==== PROVIDED DATA

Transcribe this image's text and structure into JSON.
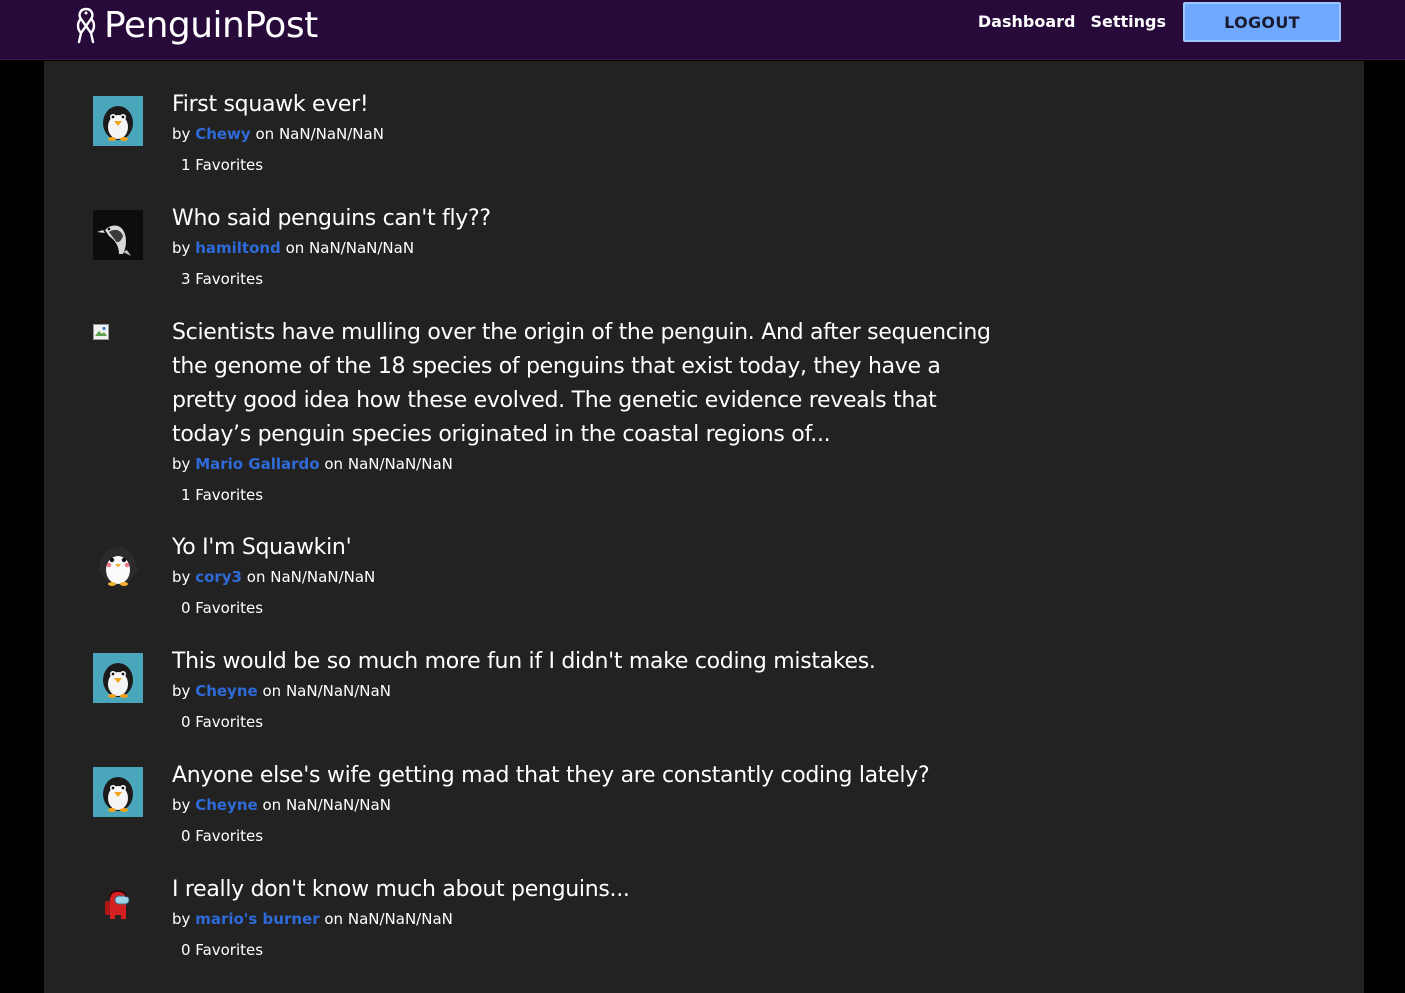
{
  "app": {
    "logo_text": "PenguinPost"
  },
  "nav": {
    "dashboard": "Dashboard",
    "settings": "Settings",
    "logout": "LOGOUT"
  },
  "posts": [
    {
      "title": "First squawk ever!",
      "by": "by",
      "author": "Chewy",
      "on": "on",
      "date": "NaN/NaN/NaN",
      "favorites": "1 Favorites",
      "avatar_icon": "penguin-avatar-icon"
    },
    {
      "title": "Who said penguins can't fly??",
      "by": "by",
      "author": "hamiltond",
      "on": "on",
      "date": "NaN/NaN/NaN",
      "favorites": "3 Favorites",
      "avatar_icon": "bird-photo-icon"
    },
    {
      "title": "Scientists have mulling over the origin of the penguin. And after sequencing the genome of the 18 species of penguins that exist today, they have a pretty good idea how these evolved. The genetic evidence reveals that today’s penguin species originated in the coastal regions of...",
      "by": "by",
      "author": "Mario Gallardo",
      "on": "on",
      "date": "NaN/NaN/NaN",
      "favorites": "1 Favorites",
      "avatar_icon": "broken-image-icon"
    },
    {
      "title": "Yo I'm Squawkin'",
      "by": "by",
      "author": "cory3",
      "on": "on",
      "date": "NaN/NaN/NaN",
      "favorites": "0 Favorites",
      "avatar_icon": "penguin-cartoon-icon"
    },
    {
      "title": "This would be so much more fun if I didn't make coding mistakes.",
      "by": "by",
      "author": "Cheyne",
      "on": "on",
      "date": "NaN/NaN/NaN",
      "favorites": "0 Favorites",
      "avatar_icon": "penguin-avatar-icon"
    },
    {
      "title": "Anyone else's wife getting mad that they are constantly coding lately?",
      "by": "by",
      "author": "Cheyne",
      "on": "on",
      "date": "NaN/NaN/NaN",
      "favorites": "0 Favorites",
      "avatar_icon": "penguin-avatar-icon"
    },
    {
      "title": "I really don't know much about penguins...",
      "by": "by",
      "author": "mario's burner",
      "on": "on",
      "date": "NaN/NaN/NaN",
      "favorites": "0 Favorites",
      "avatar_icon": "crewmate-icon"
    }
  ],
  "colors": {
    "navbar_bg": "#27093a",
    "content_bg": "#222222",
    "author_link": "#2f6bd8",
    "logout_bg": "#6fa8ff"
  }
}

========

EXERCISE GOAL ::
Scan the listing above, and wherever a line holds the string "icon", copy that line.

EXERCISE SOLUTION ::
      "avatar_icon": "penguin-avatar-icon"
      "avatar_icon": "bird-photo-icon"
      "avatar_icon": "broken-image-icon"
      "avatar_icon": "penguin-cartoon-icon"
      "avatar_icon": "penguin-avatar-icon"
      "avatar_icon": "penguin-avatar-icon"
      "avatar_icon": "crewmate-icon"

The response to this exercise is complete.